### INFORMATION:
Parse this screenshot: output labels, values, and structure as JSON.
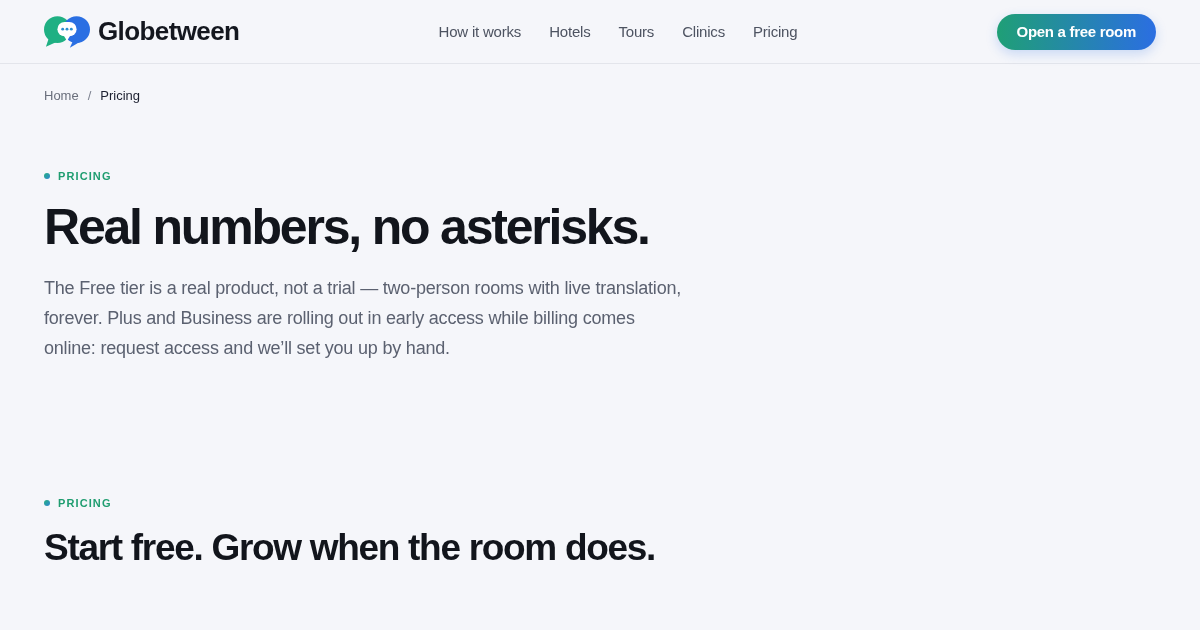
{
  "header": {
    "brand": "Globetween",
    "nav": [
      "How it works",
      "Hotels",
      "Tours",
      "Clinics",
      "Pricing"
    ],
    "cta": "Open a free room"
  },
  "breadcrumb": {
    "separator": "/",
    "items": [
      {
        "label": "Home",
        "current": false
      },
      {
        "label": "Pricing",
        "current": true
      }
    ]
  },
  "hero": {
    "eyebrow": "PRICING",
    "title": "Real numbers, no asterisks.",
    "intro": "The Free tier is a real product, not a trial — two-person rooms with live translation, forever. Plus and Business are rolling out in early access while billing comes online: request access and we’ll set you up by hand."
  },
  "section": {
    "eyebrow": "PRICING",
    "title": "Start free. Grow when the room does."
  }
}
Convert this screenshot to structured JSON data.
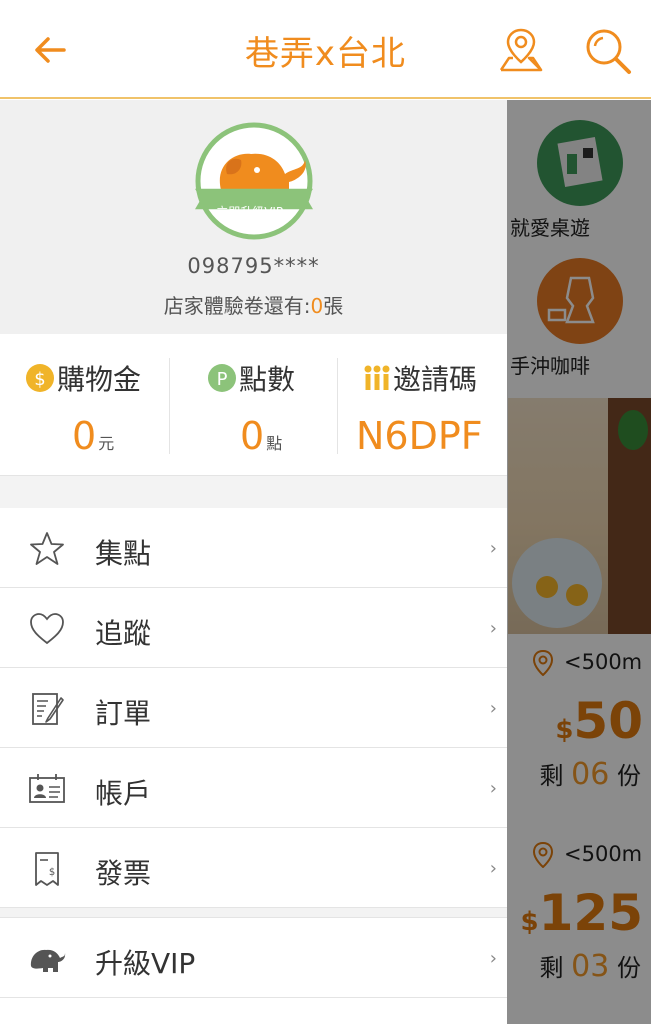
{
  "header": {
    "title": "巷弄x台北",
    "accent_color": "#f08c1e",
    "back_icon": "arrow-left-icon",
    "map_icon": "map-pin-icon",
    "search_icon": "search-icon"
  },
  "background": {
    "categories": [
      {
        "label": "就愛桌遊",
        "icon": "board-game-icon",
        "color": "#3f9a5a"
      },
      {
        "label": "手沖咖啡",
        "icon": "coffee-pot-icon",
        "color": "#e87a25"
      }
    ],
    "deals": [
      {
        "distance": "<500m",
        "currency": "$",
        "price": "50",
        "remain_prefix": "剩",
        "remain_count": "06",
        "remain_suffix": "份"
      },
      {
        "distance": "<500m",
        "currency": "$",
        "price": "125",
        "remain_prefix": "剩",
        "remain_count": "03",
        "remain_suffix": "份"
      }
    ]
  },
  "profile": {
    "badge_text": "立即升級VIP ›",
    "phone": "098795****",
    "voucher_prefix": "店家體驗卷還有:",
    "voucher_count": "0",
    "voucher_suffix": "張"
  },
  "stats": {
    "credit": {
      "label": "購物金",
      "value": "0",
      "unit": "元",
      "icon": "dollar-coin-icon"
    },
    "points": {
      "label": "點數",
      "value": "0",
      "unit": "點",
      "icon": "points-coin-icon"
    },
    "invite": {
      "label": "邀請碼",
      "value": "N6DPF",
      "icon": "people-icon"
    }
  },
  "menu": [
    {
      "label": "集點",
      "icon": "star-icon",
      "chevron": "›"
    },
    {
      "label": "追蹤",
      "icon": "heart-icon",
      "chevron": "›"
    },
    {
      "label": "訂單",
      "icon": "order-document-icon",
      "chevron": "›"
    },
    {
      "label": "帳戶",
      "icon": "account-card-icon",
      "chevron": "›"
    },
    {
      "label": "發票",
      "icon": "receipt-icon",
      "chevron": "›"
    },
    {
      "label": "升級VIP",
      "icon": "elephant-icon",
      "chevron": "›"
    }
  ]
}
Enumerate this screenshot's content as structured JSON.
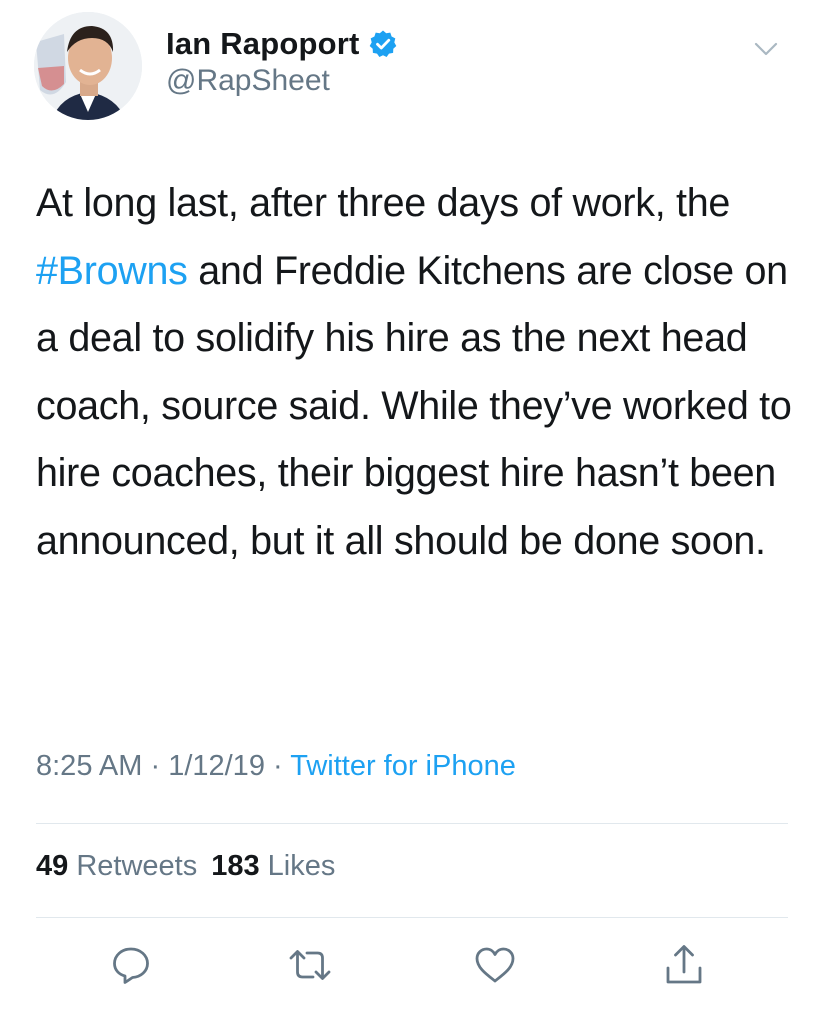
{
  "author": {
    "display_name": "Ian Rapoport",
    "handle": "@RapSheet",
    "verified": true,
    "avatar_icon": "profile-photo-with-nfl-logo"
  },
  "tweet": {
    "text_before": "At long last, after three days of work, the ",
    "hashtag": "#Browns",
    "text_after": " and Freddie Kitchens are close on a deal to solidify his hire as the next head coach, source said. While they’ve worked to hire coaches, their biggest hire hasn’t been announced, but it all should be done soon."
  },
  "meta": {
    "time": "8:25 AM",
    "separator": " · ",
    "date": "1/12/19",
    "source": "Twitter for iPhone"
  },
  "stats": {
    "retweets_count": "49",
    "retweets_label": "Retweets",
    "likes_count": "183",
    "likes_label": "Likes"
  },
  "actions": [
    {
      "name": "reply",
      "icon": "speech-bubble-icon"
    },
    {
      "name": "retweet",
      "icon": "retweet-arrows-icon"
    },
    {
      "name": "like",
      "icon": "heart-icon"
    },
    {
      "name": "share",
      "icon": "share-upload-icon"
    }
  ],
  "colors": {
    "accent": "#1da1f2",
    "text": "#14171a",
    "secondary": "#657786",
    "divider": "#e1e8ed"
  }
}
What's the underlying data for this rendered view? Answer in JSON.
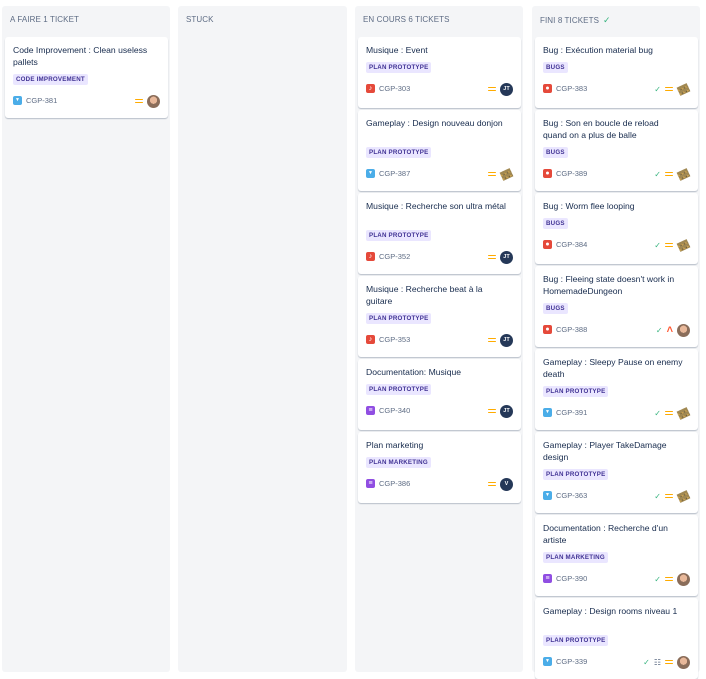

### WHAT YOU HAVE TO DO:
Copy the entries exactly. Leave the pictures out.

### FINAL ANSWER:
Parse this screenshot: output labels, values, and structure as JSON.
{
  "header": {
    "brand": "Globetween",
    "nav": [
      "How it works",
      "Hotels",
      "Tours",
      "Clinics",
      "Pricing"
    ],
    "cta": "Open a free room"
  },
  "breadcrumb": {
    "separator": "/",
    "items": [
      {
        "label": "Home",
        "current": false
      },
      {
        "label": "Pricing",
        "current": true
      }
    ]
  },
  "hero": {
    "eyebrow": "PRICING",
    "title": "Real numbers, no asterisks.",
    "intro": "The Free tier is a real product, not a trial — two-person rooms with live translation, forever. Plus and Business are rolling out in early access while billing comes online: request access and we’ll set you up by hand."
  },
  "section": {
    "eyebrow": "PRICING",
    "title": "Start free. Grow when the room does."
  }
}
Convert this screenshot to structured JSON data.
{
  "header": {
    "title": "巷弄x台北",
    "accent_color": "#f08c1e",
    "back_icon": "arrow-left-icon",
    "map_icon": "map-pin-icon",
    "search_icon": "search-icon"
  },
  "background": {
    "categories": [
      {
        "label": "就愛桌遊",
        "icon": "board-game-icon",
        "color": "#3f9a5a"
      },
      {
        "label": "手沖咖啡",
        "icon": "coffee-pot-icon",
        "color": "#e87a25"
      }
    ],
    "deals": [
      {
        "distance": "<500m",
        "currency": "$",
        "price": "50",
        "remain_prefix": "剩",
        "remain_count": "06",
        "remain_suffix": "份"
      },
      {
        "distance": "<500m",
        "currency": "$",
        "price": "125",
        "remain_prefix": "剩",
        "remain_count": "03",
        "remain_suffix": "份"
      }
    ]
  },
  "profile": {
    "badge_text": "立即升級VIP ›",
    "phone": "098795****",
    "voucher_prefix": "店家體驗卷還有:",
    "voucher_count": "0",
    "voucher_suffix": "張"
  },
  "stats": {
    "credit": {
      "label": "購物金",
      "value": "0",
      "unit": "元",
      "icon": "dollar-coin-icon"
    },
    "points": {
      "label": "點數",
      "value": "0",
      "unit": "點",
      "icon": "points-coin-icon"
    },
    "invite": {
      "label": "邀請碼",
      "value": "N6DPF",
      "icon": "people-icon"
    }
  },
  "menu": [
    {
      "label": "集點",
      "icon": "star-icon",
      "chevron": "›"
    },
    {
      "label": "追蹤",
      "icon": "heart-icon",
      "chevron": "›"
    },
    {
      "label": "訂單",
      "icon": "order-document-icon",
      "chevron": "›"
    },
    {
      "label": "帳戶",
      "icon": "account-card-icon",
      "chevron": "›"
    },
    {
      "label": "發票",
      "icon": "receipt-icon",
      "chevron": "›"
    },
    {
      "label": "升級VIP",
      "icon": "elephant-icon",
      "chevron": "›"
    }
  ]
}
Enumerate this screenshot's content as structured JSON.
{
  "author": {
    "display_name": "Ian Rapoport",
    "handle": "@RapSheet",
    "verified": true,
    "avatar_icon": "profile-photo-with-nfl-logo"
  },
  "tweet": {
    "text_before": "At long last, after three days of work, the ",
    "hashtag": "#Browns",
    "text_after": " and Freddie Kitchens are close on a deal to solidify his hire as the next head coach, source said. While they’ve worked to hire coaches, their biggest hire hasn’t been announced, but it all should be done soon."
  },
  "meta": {
    "time": "8:25 AM",
    "separator": " · ",
    "date": "1/12/19",
    "source": "Twitter for iPhone"
  },
  "stats": {
    "retweets_count": "49",
    "retweets_label": "Retweets",
    "likes_count": "183",
    "likes_label": "Likes"
  },
  "actions": [
    {
      "name": "reply",
      "icon": "speech-bubble-icon"
    },
    {
      "name": "retweet",
      "icon": "retweet-arrows-icon"
    },
    {
      "name": "like",
      "icon": "heart-icon"
    },
    {
      "name": "share",
      "icon": "share-upload-icon"
    }
  ],
  "colors": {
    "accent": "#1da1f2",
    "text": "#14171a",
    "secondary": "#657786",
    "divider": "#e1e8ed"
  }
}
What's the underlying data for this rendered view? Answer in JSON.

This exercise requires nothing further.